Nestled between the Pauillac region to the north and Margaux to the south, the 11 cru classe wines of St. Julien comprise the smallest but one of the most consistent Bordeaux appellations in terms of quality.  While not as powerful as Pauillac wines, they are still full-bodied, elegant and aromatic wines.  It appears to be a wine favored by members of the club since they brought so many different bottles form their cellars.  The task was to coordinate the tasting of 9 different with Freddie Bacou's "early Christmas menu" of duck pot pie, roasted chapon/capon, cheese, and chestnut torte.

The first three wines were the youngest but all were fine expressions of St. Julien elegance.  The 2002 Beycheville was ready to enjoy while the 2005 Clos de Marquis and 2008 Lagrange started slowly but then began to open up as the wine aerated.

These wines paired beautifully with the rich duck pie and its sweet chasselas sauce on the side.

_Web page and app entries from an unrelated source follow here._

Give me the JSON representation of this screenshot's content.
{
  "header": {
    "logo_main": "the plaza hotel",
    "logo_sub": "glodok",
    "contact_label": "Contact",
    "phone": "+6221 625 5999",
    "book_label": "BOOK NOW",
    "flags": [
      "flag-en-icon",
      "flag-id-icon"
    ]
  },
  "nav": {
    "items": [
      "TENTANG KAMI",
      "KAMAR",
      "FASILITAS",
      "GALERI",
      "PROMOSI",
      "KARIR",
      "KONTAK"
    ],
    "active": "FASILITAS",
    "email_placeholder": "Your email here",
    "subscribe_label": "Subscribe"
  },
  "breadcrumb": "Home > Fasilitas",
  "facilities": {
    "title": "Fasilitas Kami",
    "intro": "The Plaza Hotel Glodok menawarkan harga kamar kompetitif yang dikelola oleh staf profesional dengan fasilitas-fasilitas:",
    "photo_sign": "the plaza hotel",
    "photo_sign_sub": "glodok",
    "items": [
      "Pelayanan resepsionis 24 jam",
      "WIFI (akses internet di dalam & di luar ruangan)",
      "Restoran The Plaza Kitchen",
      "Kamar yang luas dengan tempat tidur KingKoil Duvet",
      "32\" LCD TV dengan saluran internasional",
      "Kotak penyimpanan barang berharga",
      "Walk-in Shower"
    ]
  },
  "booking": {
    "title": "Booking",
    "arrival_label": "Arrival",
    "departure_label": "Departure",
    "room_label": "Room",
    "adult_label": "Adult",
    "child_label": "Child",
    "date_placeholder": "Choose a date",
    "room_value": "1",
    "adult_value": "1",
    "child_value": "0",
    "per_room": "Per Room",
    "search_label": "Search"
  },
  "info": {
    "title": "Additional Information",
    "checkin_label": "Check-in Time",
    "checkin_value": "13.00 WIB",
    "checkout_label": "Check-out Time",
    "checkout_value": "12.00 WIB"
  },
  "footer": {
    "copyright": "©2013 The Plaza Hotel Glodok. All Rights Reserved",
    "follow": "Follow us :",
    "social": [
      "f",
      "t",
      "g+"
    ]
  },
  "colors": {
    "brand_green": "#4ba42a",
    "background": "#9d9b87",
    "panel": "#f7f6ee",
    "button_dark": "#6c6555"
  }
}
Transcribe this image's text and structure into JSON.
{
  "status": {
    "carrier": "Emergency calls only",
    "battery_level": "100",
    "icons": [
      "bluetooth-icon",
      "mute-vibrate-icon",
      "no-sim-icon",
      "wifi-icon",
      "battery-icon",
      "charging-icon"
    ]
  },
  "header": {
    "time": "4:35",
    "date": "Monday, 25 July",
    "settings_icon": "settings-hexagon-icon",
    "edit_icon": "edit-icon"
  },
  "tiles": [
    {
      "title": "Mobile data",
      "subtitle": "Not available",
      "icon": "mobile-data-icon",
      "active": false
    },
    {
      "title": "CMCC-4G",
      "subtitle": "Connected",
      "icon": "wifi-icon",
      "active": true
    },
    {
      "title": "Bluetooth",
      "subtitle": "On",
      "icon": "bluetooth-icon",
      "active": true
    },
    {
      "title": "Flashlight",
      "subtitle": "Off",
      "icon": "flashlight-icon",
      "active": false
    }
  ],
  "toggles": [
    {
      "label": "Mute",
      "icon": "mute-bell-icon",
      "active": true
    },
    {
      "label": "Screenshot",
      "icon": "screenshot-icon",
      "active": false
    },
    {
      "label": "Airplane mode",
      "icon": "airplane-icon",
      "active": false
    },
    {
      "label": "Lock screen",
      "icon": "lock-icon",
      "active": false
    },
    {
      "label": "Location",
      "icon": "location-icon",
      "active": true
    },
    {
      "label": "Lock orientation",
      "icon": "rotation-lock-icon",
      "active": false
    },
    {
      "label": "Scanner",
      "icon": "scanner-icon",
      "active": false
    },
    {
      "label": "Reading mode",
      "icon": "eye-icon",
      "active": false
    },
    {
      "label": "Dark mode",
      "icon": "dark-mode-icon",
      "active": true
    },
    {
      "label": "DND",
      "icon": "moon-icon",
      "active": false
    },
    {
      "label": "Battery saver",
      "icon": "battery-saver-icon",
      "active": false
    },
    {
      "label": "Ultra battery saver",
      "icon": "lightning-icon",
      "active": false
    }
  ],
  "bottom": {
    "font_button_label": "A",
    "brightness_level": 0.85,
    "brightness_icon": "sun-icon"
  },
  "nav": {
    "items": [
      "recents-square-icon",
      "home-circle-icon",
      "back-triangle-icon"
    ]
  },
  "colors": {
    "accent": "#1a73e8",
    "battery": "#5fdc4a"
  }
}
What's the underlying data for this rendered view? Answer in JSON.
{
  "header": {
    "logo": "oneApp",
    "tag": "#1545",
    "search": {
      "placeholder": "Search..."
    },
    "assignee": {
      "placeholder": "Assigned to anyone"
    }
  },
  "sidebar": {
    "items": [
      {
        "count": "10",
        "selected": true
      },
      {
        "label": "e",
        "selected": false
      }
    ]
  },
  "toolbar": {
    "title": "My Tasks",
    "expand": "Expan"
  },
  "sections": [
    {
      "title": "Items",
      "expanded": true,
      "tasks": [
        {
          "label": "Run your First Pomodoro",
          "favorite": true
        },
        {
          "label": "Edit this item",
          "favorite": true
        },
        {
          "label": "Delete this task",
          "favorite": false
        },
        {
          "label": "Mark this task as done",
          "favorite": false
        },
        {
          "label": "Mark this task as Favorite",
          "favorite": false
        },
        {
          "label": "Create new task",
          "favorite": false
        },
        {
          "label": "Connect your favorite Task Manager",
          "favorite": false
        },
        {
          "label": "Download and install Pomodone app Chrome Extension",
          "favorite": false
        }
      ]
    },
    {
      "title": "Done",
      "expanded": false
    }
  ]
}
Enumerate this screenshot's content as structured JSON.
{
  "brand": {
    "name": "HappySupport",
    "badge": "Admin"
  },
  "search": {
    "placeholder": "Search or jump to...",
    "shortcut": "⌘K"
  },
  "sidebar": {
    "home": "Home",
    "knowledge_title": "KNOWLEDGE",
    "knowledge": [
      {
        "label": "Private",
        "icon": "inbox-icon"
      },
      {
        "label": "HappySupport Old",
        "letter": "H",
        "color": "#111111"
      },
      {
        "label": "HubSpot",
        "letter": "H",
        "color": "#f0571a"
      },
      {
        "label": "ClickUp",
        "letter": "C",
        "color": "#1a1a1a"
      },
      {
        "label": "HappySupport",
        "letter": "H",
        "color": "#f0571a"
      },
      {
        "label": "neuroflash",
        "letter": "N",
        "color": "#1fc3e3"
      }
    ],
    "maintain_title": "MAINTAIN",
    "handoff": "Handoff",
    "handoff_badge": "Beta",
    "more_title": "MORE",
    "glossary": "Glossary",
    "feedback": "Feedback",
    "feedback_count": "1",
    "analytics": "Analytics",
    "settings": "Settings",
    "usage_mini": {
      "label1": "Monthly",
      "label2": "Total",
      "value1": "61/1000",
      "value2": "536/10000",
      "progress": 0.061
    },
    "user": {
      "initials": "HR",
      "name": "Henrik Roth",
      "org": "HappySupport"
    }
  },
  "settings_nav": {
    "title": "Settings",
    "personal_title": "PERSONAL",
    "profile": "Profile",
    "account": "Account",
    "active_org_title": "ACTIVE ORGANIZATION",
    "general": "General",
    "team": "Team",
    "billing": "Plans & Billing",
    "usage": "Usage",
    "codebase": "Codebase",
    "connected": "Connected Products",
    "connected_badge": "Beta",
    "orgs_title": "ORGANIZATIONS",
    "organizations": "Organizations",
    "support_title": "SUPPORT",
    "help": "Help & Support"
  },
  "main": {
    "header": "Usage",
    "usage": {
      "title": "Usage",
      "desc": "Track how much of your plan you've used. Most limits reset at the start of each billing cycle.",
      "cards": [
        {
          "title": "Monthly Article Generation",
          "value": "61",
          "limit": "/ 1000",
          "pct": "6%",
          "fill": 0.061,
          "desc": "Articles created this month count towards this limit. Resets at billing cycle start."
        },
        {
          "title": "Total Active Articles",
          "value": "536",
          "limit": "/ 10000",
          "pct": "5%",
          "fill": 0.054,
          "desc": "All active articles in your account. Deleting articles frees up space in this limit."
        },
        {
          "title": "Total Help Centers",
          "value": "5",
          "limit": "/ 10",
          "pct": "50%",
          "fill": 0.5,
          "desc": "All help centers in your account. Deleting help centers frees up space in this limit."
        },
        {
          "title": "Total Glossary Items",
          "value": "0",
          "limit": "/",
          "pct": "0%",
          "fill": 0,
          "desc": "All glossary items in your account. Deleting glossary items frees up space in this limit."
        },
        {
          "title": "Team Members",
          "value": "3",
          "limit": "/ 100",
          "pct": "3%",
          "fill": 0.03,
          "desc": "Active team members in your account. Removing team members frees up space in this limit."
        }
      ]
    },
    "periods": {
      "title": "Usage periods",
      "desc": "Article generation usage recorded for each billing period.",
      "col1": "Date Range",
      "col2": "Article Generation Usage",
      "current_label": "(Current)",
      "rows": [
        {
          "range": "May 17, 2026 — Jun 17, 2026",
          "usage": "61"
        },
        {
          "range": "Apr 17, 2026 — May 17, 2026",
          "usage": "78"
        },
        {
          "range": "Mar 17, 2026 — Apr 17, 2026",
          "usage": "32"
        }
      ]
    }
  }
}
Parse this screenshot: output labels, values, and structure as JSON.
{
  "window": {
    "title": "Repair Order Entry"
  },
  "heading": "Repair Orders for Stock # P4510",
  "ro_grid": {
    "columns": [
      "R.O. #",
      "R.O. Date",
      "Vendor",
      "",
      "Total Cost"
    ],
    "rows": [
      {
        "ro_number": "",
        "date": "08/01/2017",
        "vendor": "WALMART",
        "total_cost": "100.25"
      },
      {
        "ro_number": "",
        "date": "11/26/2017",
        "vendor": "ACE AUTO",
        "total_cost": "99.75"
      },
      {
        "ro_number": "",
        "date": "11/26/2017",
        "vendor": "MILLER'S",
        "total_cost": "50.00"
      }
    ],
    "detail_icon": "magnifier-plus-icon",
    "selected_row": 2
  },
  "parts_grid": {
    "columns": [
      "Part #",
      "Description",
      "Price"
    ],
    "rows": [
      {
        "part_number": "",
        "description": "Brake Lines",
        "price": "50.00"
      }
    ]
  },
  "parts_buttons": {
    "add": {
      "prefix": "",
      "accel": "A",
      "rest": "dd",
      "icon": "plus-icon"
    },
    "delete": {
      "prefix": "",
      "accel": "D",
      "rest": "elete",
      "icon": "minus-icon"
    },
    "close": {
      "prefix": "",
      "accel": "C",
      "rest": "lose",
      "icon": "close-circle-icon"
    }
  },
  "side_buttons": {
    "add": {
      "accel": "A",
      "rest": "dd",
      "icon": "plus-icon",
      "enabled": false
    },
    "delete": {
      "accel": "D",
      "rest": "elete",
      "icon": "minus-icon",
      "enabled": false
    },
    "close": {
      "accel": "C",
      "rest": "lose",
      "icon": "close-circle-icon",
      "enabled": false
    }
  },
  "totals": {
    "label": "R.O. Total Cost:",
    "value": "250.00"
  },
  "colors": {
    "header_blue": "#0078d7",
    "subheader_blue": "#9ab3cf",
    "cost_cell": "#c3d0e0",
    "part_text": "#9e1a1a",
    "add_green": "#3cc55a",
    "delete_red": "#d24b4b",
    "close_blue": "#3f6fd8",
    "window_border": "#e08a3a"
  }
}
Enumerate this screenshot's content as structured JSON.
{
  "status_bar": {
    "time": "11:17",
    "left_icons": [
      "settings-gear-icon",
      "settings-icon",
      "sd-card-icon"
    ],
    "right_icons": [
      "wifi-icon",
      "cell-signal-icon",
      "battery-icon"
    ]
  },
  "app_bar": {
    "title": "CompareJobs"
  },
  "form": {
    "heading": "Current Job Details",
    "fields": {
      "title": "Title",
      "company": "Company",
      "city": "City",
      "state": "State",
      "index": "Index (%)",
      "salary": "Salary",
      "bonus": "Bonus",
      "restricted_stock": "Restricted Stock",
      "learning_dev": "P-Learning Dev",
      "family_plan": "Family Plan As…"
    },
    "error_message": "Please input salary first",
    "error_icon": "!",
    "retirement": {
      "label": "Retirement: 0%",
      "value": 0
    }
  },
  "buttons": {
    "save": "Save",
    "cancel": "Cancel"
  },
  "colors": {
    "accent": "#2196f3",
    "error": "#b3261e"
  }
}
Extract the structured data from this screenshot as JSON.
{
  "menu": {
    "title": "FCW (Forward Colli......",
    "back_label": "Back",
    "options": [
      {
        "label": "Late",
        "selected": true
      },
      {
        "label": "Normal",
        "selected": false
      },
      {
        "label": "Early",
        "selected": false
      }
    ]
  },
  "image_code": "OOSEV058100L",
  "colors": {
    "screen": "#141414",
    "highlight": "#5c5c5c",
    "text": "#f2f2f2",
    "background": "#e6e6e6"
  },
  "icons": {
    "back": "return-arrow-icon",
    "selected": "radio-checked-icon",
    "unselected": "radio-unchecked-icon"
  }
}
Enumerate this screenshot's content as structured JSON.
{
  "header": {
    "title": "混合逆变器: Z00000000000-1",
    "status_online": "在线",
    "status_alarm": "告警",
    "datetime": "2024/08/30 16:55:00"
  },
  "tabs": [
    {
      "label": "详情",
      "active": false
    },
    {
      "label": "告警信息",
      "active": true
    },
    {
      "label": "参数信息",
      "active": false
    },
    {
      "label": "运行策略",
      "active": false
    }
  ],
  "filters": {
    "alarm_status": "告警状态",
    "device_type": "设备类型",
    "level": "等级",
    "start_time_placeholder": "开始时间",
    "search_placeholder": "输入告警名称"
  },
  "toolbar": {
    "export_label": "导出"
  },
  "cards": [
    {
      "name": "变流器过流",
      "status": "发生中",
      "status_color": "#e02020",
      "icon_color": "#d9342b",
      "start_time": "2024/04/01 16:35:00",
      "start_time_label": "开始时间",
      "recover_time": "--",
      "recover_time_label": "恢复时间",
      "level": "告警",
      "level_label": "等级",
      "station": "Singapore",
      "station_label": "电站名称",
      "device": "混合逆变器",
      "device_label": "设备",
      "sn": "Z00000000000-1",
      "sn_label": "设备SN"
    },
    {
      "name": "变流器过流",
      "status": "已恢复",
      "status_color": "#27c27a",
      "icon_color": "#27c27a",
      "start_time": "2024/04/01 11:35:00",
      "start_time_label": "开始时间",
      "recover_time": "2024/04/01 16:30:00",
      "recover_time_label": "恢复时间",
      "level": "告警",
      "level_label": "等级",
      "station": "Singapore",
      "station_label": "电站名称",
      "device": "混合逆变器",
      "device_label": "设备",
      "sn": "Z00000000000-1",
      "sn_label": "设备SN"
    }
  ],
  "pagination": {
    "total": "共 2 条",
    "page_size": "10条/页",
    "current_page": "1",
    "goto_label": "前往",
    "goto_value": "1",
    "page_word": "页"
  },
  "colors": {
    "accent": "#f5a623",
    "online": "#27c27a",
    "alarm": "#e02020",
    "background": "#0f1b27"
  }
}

The next three wines were a bit older, and as expected the 2000 Chateau Gloria and the 2001 Leoville Barton were already smooth and elegant.  1997 was a somewhat mediocre vintage in Bordeaux and this 1997 Leoville Barton did not arise above that assessment.  Fortunately, we had a succulent roast "chapon" that enhanced all the wines we tasted.


As we moved on to the cheese course, we were presented with a trio of wines that generated both anticipation and worry.  A 1960 Chateau Leoville Poyferre was from a terrible vintage year and we expected the worst; in fact, it was drinkable in an odd sort of way, tasting of coffee and caramel.  The 1990 Leoville Barton was a fine wine for its age, but the 1986 Leoville Las Cases was a revelation, still full-bodied with generous fruit and smooth tannins.

To accompany our dessert, a rich chestnut Christmas cake, we were offered three wonderful sweet wines: a 1995 Tokay Aszu from Disnoko, a 2003 Chateau Sigalas Raboud sauterne, and a muscat.  The consensus was that the Tokay's sweetness paired best with the cake.


All in all, a wonderful evening thanks to the generosity of the members with wines from their cellars, the exceptional cooking by Freddie Bacou, and the superb organization of  Frederic Berthaux.

Tuesday, December 18, 2012

Soup's On!

For years Marjon Mudde, a local Dutch artist, has wanted to involve me in one of her art projects.  After flirting with the idea of a recipe book using local produce, she decided to create a special pop-book featuring just one,  my recipe for curried pumpkin soup.  Marjon worked tirelessly on the design while I refined the recipe, and the result was presented at Marjon's studio Sunday morning.

The book is a triumph: cleverly constructed, humorous (Bosco even appears!) multi-colored, and still informative.  It is a joy to hold and use.

Those lucky enough to attend the demonstration were dazzled by Marjon's technique and attention to detail.  Suddenly 45 euros did not seem like a lot to pay for such a work of art.

Following the presentation, everyone got a chance to taste the curried pumpkin soup at a lunch prepared by Martine at the the Puits de Jour cafe.  Like the book itself, the soup was also a success.